The police chief said he isn’t sure the man’s behavior constituted a bias incident, let alone a crime.
“I wasn’t sure that it necessarily was a bias incident,” Kilcullen said.
Capt. Garry Scott, director of fair and impartial policing for the Vermont State Police, has reviewed the footage. Scott said in his determination, the incident was motivated by racial bias.
“Sort of the language and sort of the tone of all of it is something we definitely don’t tolerate in Vermont,” Scott said.
He added he doesn’t think the man’s behavior was criminal. But he said he’s forwarded the footage to the attorney general’s office for a civil review.
“It was directed toward people of color from out of state, with out-of-state license plates," Scott said. "So I think at the very preliminary looking at it, there’s information there that you’d want to investigate further."
The man yelling in the video, who VPR was unable to contact via social media or telephone, doesn’t reference the Latina women’s race during the encounter. On a message that accompanied the video on Facebook, however, he said the women had “Jamaican accents.”
“A lot of people have watched this video and they see an angry man calling out people because of their New York plates, and they see rudeness and ignorance, but they don’t necessarily see racism,” said Bor Yang, executive director of the Vermont Commission on Human Rights.
Yang, however, said it’s the women’s skin color that likely precipitated the exchange, and that had they been white, the man probably wouldn’t have reacted as he did.
“In fact, I haven’t heard of any instances in which visitors to Vermont, or people who have second homes here, who are white, are saying they’re being harassed because of their license plates,” Yang said. “And so race becomes sort of this basis to distinguish 'us' from 'them,' and that’s what I see happening here.”
Last month, at Moore’s behest, Kilcullen forwarded the video to the attorney genrals' civil rights unit, so that it could decide whether or not the man’s behavior constituted a bias incident.
A bias incident is defined by the attorney general’s office as any event in which someone tries to threaten, offend or intimidate someone based on their perceived race, religion, country of origin or other protected status.
“If the possibility exists, I think it’s prudent just to forward it,” Kilcullen said.
Moore, however, said she still sees a gaping discrepancy in how bias incidents are dealt with by law enforcement agencies in Vermont.
In Hartford, the victim got a personal apology from the governor, a full-throated condemnation of the harassment he experienced, and a criminal investigation that, according to the Vermont Department of Public Safety, is still ongoing.
In Rutland, Moore said, police decided not to investigate, and forwarded the video to the attorney general’s office after being asked to by the Vermont NAACP.
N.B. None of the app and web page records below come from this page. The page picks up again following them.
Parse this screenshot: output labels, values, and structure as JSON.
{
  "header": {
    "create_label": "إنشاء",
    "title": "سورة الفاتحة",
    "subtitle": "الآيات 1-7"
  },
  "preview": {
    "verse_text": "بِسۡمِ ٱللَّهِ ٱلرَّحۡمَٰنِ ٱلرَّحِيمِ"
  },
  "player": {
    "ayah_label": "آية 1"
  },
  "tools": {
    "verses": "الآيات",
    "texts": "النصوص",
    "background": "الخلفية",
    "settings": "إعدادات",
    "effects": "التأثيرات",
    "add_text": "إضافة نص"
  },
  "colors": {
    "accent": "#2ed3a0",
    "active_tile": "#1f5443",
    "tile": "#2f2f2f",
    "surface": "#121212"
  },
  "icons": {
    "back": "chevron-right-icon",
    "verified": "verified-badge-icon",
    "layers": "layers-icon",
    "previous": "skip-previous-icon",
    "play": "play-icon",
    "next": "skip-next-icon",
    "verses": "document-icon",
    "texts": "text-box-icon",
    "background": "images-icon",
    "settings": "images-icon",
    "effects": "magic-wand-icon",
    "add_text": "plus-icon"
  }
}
“You can rationalize it any way you want to as a police officer, but if you’re thinking about 21st century policing models, you’ve got to realize that you just did some serious harm with your disenfranchised communities,” Moore said.
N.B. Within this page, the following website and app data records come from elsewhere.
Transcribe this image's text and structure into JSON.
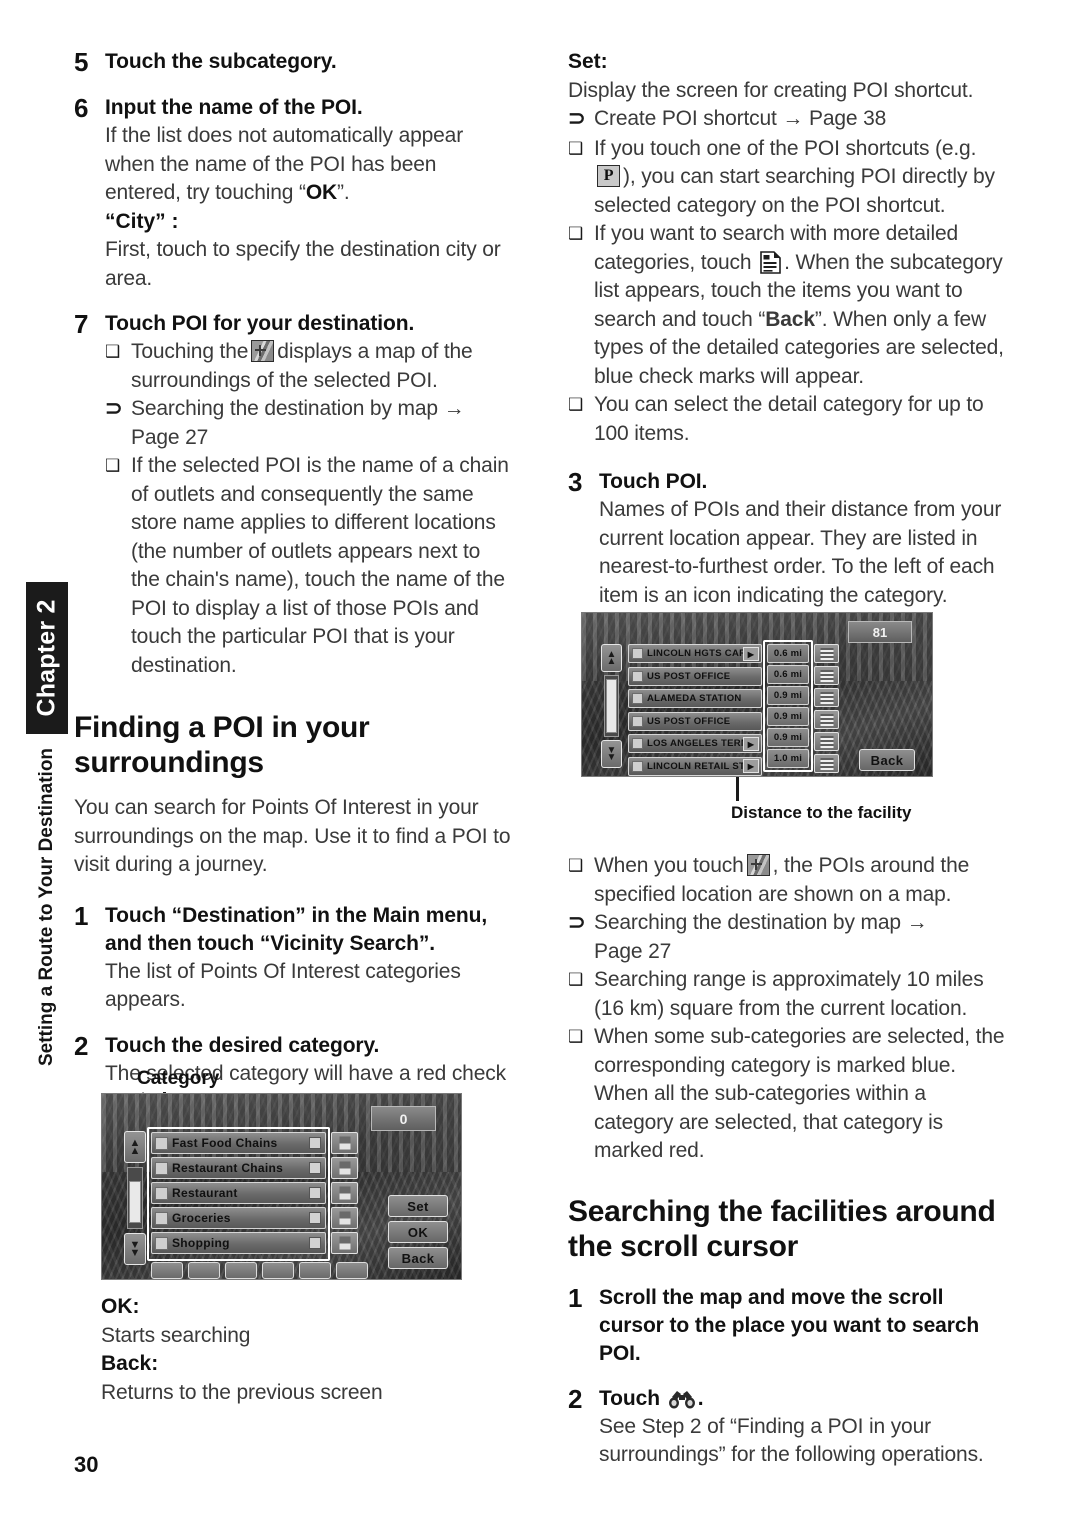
{
  "sidebar": {
    "chapter_tab": "Chapter 2",
    "section_caption": "Setting a Route to Your Destination"
  },
  "page_number": "30",
  "left_column": {
    "step5": {
      "num": "5",
      "title": "Touch the subcategory."
    },
    "step6": {
      "num": "6",
      "title": "Input the name of the POI.",
      "body": "If the list does not automatically appear when the name of the POI has been entered, try touching “OK”.",
      "body_pre": "If the list does not automatically appear when the name of the POI has been entered, try touching “",
      "body_bold": "OK",
      "body_post": "”.",
      "defterm": "“City” :",
      "def_body": "First, touch to specify the destination city or area."
    },
    "step7": {
      "num": "7",
      "title": "Touch POI for your destination.",
      "bullet1_pre": "Touching the",
      "bullet1_post": "displays a map of the surroundings of the selected POI.",
      "bullet2": "Searching the destination by map",
      "bullet2_page": "Page 27",
      "bullet3": "If the selected POI is the name of a chain of outlets and consequently the same store name applies to different locations (the number of outlets appears next to the chain's name), touch the name of the POI to display a list of those POIs and touch the particular POI that is your destination."
    },
    "heading": "Finding a POI in your surroundings",
    "intro": "You can search for Points Of Interest in your surroundings on the map. Use it to find a POI to visit during a journey.",
    "step1": {
      "num": "1",
      "title": "Touch “Destination” in the Main menu, and then touch “Vicinity Search”.",
      "body": "The list of Points Of Interest categories appears."
    },
    "step2": {
      "num": "2",
      "title": "Touch the desired category.",
      "body": "The selected category will have a red check mark."
    },
    "figure_label": "Category",
    "ok_term": "OK:",
    "ok_body": "Starts searching",
    "back_term": "Back:",
    "back_body": "Returns to the previous screen"
  },
  "right_column": {
    "set_term": "Set:",
    "set_body": "Display the screen for creating POI shortcut.",
    "ref1": "Create POI shortcut",
    "ref1_page": "Page 38",
    "bullet_shortcut_pre": "If you touch one of the POI shortcuts (e.g.",
    "bullet_shortcut_post": "), you can start searching POI directly by selected category on the POI shortcut.",
    "bullet_detail_pre": "If you want to search with more detailed categories, touch",
    "bullet_detail_mid": ". When the subcategory list appears, touch the items you want to search and touch “",
    "bullet_detail_bold": "Back",
    "bullet_detail_post": "”. When only a few types of the detailed categories are selected, blue check marks will appear.",
    "bullet_limit": "You can select the detail category for up to 100 items.",
    "step3": {
      "num": "3",
      "title": "Touch POI.",
      "body": "Names of POIs and their distance from your current location appear. They are listed in nearest-to-furthest order. To the left of each item is an icon indicating the category."
    },
    "figure_caption": "Distance to the facility",
    "bullet_touchmap_pre": "When you touch",
    "bullet_touchmap_post": ", the POIs around the specified location are shown on a map.",
    "ref2": "Searching the destination by map",
    "ref2_page": "Page 27",
    "bullet_range": "Searching range is approximately 10 miles (16 km) square from the current location.",
    "bullet_marks": "When some sub-categories are selected, the corresponding category is marked blue. When all the sub-categories within a category are selected, that category is marked red.",
    "heading2": "Searching the facilities around the scroll cursor",
    "step1b": {
      "num": "1",
      "title": "Scroll the map and move the scroll cursor to the place you want to search POI."
    },
    "step2b": {
      "num": "2",
      "title_pre": "Touch",
      "title_post": ".",
      "body": "See Step 2 of “Finding a POI in your surroundings” for the following operations."
    }
  },
  "category_screen": {
    "counter": "0",
    "rows": [
      {
        "label": "Fast Food Chains",
        "icon": "fast-food-icon"
      },
      {
        "label": "Restaurant Chains",
        "icon": "restaurant-chain-icon"
      },
      {
        "label": "Restaurant",
        "icon": "restaurant-icon"
      },
      {
        "label": "Groceries",
        "icon": "groceries-icon"
      },
      {
        "label": "Shopping",
        "icon": "shopping-icon"
      }
    ],
    "buttons": {
      "set": "Set",
      "ok": "OK",
      "back": "Back"
    },
    "scroll_up": "▲",
    "scroll_down": "▼"
  },
  "poi_screen": {
    "counter": "81",
    "rows": [
      {
        "label": "LINCOLN HGTS CARRIE",
        "more": "▶",
        "distance": "0.6  mi"
      },
      {
        "label": "US POST OFFICE",
        "more": "",
        "distance": "0.6  mi"
      },
      {
        "label": "ALAMEDA STATION",
        "more": "",
        "distance": "0.9  mi"
      },
      {
        "label": "US POST OFFICE",
        "more": "",
        "distance": "0.9  mi"
      },
      {
        "label": "LOS ANGELES TERMIN",
        "more": "▶",
        "distance": "0.9  mi"
      },
      {
        "label": "LINCOLN RETAIL STOR",
        "more": "▶",
        "distance": "1.0  mi"
      }
    ],
    "back_button": "Back",
    "scroll_up": "▲",
    "scroll_down": "▼"
  },
  "colors": {
    "text": "#3a3a3a",
    "heading": "#111111",
    "tab_bg": "#1b1b1b",
    "tab_fg": "#ffffff"
  }
}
Anti-racism protests happening across Vermont and the nation, Moore said, are about far more than the killing of black people while in police custody.
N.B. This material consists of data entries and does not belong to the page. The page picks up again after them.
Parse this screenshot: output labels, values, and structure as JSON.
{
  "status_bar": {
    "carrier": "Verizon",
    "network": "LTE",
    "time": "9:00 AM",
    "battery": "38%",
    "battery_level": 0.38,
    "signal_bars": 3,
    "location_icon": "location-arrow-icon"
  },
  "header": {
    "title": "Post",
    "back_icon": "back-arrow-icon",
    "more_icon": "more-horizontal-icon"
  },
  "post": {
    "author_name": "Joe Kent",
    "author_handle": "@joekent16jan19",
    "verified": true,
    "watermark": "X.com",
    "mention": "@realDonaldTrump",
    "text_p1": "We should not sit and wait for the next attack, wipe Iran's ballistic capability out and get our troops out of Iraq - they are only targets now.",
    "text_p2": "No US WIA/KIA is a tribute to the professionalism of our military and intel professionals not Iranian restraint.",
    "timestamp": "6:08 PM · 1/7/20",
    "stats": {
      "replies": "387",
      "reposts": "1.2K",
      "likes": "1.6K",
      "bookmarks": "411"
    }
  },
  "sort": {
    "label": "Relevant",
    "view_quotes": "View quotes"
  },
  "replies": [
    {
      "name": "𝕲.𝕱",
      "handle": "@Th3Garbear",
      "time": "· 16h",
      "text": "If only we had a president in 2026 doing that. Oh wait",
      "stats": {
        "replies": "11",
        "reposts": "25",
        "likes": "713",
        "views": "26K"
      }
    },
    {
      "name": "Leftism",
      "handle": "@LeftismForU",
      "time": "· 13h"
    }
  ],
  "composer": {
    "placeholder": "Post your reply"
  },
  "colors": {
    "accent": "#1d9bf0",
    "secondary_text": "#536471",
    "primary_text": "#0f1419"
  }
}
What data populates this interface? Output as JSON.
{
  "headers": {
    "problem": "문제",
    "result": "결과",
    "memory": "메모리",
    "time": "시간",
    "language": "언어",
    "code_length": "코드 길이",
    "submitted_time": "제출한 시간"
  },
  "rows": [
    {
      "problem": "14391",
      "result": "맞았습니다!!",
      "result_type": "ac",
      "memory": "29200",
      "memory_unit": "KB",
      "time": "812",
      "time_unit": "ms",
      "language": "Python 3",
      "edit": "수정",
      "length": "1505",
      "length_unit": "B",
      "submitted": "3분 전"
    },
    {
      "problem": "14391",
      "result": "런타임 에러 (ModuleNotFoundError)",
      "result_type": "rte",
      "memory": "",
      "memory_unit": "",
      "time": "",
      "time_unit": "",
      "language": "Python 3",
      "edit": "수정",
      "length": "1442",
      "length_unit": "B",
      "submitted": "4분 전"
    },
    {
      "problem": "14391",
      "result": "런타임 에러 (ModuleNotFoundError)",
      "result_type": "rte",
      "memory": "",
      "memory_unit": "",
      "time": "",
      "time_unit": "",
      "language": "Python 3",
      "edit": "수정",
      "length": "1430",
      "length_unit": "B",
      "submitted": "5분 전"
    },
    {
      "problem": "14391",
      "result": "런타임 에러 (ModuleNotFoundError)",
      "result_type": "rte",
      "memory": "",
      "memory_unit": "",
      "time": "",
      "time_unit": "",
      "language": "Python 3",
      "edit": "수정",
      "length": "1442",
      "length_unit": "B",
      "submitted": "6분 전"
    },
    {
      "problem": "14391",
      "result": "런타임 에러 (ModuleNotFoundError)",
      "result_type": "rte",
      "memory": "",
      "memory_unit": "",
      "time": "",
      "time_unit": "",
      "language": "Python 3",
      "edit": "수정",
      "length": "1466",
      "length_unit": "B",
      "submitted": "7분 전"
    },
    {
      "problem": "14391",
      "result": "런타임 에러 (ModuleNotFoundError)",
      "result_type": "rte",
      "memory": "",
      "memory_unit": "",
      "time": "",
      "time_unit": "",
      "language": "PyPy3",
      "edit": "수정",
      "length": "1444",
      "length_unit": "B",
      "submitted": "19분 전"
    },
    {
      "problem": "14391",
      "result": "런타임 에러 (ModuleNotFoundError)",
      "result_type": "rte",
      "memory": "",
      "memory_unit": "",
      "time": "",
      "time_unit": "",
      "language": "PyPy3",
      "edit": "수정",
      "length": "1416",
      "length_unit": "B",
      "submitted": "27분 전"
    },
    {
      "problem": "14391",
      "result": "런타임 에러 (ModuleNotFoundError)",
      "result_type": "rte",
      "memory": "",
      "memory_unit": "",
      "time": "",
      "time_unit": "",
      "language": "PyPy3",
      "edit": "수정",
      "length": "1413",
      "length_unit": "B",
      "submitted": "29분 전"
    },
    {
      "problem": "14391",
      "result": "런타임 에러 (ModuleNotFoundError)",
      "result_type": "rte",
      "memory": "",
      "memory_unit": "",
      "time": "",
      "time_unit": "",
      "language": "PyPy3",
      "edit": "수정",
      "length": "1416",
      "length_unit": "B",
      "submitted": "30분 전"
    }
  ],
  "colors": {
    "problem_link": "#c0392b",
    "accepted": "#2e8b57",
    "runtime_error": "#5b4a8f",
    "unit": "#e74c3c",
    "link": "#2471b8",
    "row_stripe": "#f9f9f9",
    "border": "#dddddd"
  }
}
“It’s the everyday things that are happening, like the incident in the Price Chopper parking lot,” Moore said. “Those are the things that we should be attending to quickly and systemically.”
Asked whether it’s investigating the incident in the Rutland parking lot, the attorney general’s office said Vermont statute prohibits it from commenting on the status or even existence of ongoing investigations.